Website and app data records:
☆ ☆ ☆

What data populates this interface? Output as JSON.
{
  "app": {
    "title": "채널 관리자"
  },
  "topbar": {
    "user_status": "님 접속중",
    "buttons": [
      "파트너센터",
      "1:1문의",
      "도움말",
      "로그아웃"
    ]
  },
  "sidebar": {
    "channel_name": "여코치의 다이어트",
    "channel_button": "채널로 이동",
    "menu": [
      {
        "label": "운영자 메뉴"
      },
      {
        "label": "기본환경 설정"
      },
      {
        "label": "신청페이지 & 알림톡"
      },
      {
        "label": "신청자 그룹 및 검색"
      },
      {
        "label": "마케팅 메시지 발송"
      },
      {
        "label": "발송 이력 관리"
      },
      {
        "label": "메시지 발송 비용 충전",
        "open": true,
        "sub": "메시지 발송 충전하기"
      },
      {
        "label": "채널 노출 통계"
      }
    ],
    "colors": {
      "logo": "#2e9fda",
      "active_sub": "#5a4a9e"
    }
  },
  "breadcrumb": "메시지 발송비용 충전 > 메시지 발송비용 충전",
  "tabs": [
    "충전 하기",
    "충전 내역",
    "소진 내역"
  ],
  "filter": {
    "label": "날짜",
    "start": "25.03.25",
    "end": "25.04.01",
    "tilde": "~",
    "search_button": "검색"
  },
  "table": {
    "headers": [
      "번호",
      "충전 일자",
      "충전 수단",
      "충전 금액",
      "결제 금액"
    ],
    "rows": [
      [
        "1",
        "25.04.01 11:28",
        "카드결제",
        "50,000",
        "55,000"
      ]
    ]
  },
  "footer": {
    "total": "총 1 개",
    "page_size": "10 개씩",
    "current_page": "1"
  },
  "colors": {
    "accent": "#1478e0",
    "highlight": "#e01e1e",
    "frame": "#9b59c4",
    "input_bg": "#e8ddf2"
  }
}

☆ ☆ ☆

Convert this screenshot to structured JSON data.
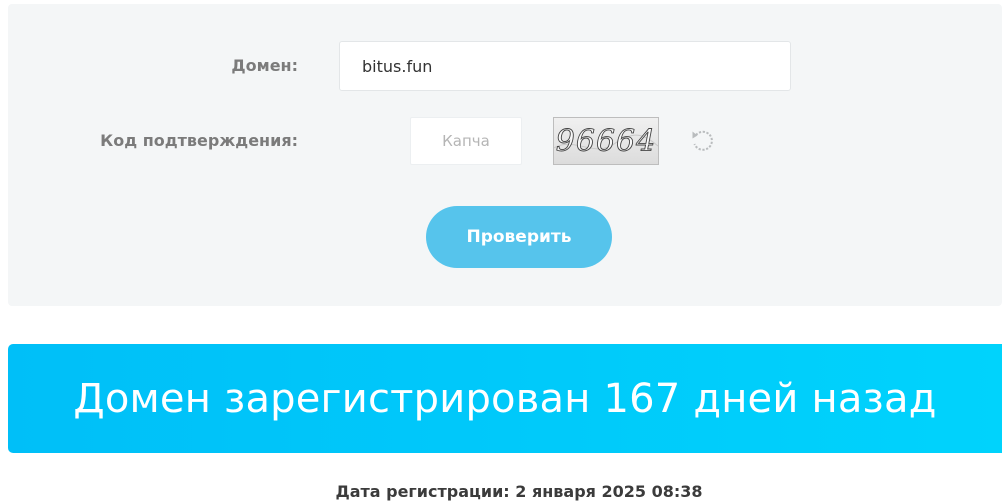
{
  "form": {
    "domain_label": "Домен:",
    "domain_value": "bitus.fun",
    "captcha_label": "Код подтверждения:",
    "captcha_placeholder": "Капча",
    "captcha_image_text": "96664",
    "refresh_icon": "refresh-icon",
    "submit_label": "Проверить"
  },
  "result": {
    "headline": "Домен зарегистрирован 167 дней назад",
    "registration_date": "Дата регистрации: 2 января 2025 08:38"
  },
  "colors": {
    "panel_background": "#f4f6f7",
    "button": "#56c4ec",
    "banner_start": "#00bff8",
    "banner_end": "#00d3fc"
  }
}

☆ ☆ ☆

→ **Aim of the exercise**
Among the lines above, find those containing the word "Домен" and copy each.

→ **Reply**
    "domain_label": "Домен:",
    "headline": "Домен зарегистрирован 167 дней назад",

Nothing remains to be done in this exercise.